Problem statement. Without any change, set down every record below.

Input records.
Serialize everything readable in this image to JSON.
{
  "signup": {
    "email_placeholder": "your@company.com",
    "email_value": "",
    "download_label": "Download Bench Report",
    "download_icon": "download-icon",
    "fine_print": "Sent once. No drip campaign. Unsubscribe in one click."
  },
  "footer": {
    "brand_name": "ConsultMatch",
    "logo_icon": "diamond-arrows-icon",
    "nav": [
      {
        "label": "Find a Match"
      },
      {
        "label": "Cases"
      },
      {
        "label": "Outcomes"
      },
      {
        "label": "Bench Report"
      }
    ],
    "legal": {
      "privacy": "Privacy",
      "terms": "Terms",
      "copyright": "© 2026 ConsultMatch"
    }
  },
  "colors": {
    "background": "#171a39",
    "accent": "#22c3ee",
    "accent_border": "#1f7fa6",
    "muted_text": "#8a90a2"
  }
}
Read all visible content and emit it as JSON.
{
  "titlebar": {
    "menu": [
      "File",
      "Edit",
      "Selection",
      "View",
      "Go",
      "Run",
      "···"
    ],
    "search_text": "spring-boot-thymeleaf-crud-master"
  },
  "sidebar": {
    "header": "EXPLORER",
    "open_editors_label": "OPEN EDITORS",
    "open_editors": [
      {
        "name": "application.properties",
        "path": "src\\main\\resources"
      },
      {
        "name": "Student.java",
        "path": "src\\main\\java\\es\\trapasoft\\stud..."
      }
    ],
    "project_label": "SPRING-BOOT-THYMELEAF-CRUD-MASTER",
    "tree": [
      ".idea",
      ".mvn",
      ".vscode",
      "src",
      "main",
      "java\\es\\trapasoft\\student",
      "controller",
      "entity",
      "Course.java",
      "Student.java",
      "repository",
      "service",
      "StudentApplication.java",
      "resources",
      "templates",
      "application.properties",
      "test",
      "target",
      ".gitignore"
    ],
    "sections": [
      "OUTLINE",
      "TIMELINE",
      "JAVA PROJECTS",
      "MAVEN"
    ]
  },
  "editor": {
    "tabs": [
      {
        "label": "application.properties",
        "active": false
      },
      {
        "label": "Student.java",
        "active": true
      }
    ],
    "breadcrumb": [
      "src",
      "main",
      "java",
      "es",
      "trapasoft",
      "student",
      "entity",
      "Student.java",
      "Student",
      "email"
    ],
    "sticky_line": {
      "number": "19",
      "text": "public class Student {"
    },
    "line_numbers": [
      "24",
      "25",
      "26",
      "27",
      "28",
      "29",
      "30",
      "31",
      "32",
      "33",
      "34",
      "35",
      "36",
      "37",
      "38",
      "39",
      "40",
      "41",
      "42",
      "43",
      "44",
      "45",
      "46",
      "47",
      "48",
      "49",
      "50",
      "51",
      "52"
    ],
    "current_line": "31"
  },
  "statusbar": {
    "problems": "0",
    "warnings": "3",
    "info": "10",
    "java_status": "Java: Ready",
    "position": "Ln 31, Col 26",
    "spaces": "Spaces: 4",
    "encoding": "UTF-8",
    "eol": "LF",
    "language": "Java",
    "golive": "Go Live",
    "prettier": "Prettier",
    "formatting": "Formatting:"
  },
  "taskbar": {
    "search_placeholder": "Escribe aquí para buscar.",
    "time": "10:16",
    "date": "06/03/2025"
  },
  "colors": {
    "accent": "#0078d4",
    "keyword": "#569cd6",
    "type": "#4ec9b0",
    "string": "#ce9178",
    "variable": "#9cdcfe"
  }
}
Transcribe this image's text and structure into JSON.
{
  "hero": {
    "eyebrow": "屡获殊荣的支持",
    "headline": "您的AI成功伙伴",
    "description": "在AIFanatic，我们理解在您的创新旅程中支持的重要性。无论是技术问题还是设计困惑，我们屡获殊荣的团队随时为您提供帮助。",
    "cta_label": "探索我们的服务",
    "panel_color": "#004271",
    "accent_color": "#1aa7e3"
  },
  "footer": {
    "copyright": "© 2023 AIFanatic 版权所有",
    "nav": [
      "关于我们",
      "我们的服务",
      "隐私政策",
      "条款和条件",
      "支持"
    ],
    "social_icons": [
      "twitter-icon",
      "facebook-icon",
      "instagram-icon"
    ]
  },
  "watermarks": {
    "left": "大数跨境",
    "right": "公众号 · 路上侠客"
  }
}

Task output.
Serialize everything readable in this image to JSON.
{
  "signup": {
    "email_placeholder": "your@company.com",
    "email_value": "",
    "download_label": "Download Bench Report",
    "download_icon": "download-icon",
    "fine_print": "Sent once. No drip campaign. Unsubscribe in one click."
  },
  "footer": {
    "brand_name": "ConsultMatch",
    "logo_icon": "diamond-arrows-icon",
    "nav": [
      {
        "label": "Find a Match"
      },
      {
        "label": "Cases"
      },
      {
        "label": "Outcomes"
      },
      {
        "label": "Bench Report"
      }
    ],
    "legal": {
      "privacy": "Privacy",
      "terms": "Terms",
      "copyright": "© 2026 ConsultMatch"
    }
  },
  "colors": {
    "background": "#171a39",
    "accent": "#22c3ee",
    "accent_border": "#1f7fa6",
    "muted_text": "#8a90a2"
  }
}
Read all visible content and emit it as JSON.
{
  "titlebar": {
    "menu": [
      "File",
      "Edit",
      "Selection",
      "View",
      "Go",
      "Run",
      "···"
    ],
    "search_text": "spring-boot-thymeleaf-crud-master"
  },
  "sidebar": {
    "header": "EXPLORER",
    "open_editors_label": "OPEN EDITORS",
    "open_editors": [
      {
        "name": "application.properties",
        "path": "src\\main\\resources"
      },
      {
        "name": "Student.java",
        "path": "src\\main\\java\\es\\trapasoft\\stud..."
      }
    ],
    "project_label": "SPRING-BOOT-THYMELEAF-CRUD-MASTER",
    "tree": [
      ".idea",
      ".mvn",
      ".vscode",
      "src",
      "main",
      "java\\es\\trapasoft\\student",
      "controller",
      "entity",
      "Course.java",
      "Student.java",
      "repository",
      "service",
      "StudentApplication.java",
      "resources",
      "templates",
      "application.properties",
      "test",
      "target",
      ".gitignore"
    ],
    "sections": [
      "OUTLINE",
      "TIMELINE",
      "JAVA PROJECTS",
      "MAVEN"
    ]
  },
  "editor": {
    "tabs": [
      {
        "label": "application.properties",
        "active": false
      },
      {
        "label": "Student.java",
        "active": true
      }
    ],
    "breadcrumb": [
      "src",
      "main",
      "java",
      "es",
      "trapasoft",
      "student",
      "entity",
      "Student.java",
      "Student",
      "email"
    ],
    "sticky_line": {
      "number": "19",
      "text": "public class Student {"
    },
    "line_numbers": [
      "24",
      "25",
      "26",
      "27",
      "28",
      "29",
      "30",
      "31",
      "32",
      "33",
      "34",
      "35",
      "36",
      "37",
      "38",
      "39",
      "40",
      "41",
      "42",
      "43",
      "44",
      "45",
      "46",
      "47",
      "48",
      "49",
      "50",
      "51",
      "52"
    ],
    "current_line": "31"
  },
  "statusbar": {
    "problems": "0",
    "warnings": "3",
    "info": "10",
    "java_status": "Java: Ready",
    "position": "Ln 31, Col 26",
    "spaces": "Spaces: 4",
    "encoding": "UTF-8",
    "eol": "LF",
    "language": "Java",
    "golive": "Go Live",
    "prettier": "Prettier",
    "formatting": "Formatting:"
  },
  "taskbar": {
    "search_placeholder": "Escribe aquí para buscar.",
    "time": "10:16",
    "date": "06/03/2025"
  },
  "colors": {
    "accent": "#0078d4",
    "keyword": "#569cd6",
    "type": "#4ec9b0",
    "string": "#ce9178",
    "variable": "#9cdcfe"
  }
}
Transcribe this image's text and structure into JSON.
{
  "hero": {
    "eyebrow": "屡获殊荣的支持",
    "headline": "您的AI成功伙伴",
    "description": "在AIFanatic，我们理解在您的创新旅程中支持的重要性。无论是技术问题还是设计困惑，我们屡获殊荣的团队随时为您提供帮助。",
    "cta_label": "探索我们的服务",
    "panel_color": "#004271",
    "accent_color": "#1aa7e3"
  },
  "footer": {
    "copyright": "© 2023 AIFanatic 版权所有",
    "nav": [
      "关于我们",
      "我们的服务",
      "隐私政策",
      "条款和条件",
      "支持"
    ],
    "social_icons": [
      "twitter-icon",
      "facebook-icon",
      "instagram-icon"
    ]
  },
  "watermarks": {
    "left": "大数跨境",
    "right": "公众号 · 路上侠客"
  }
}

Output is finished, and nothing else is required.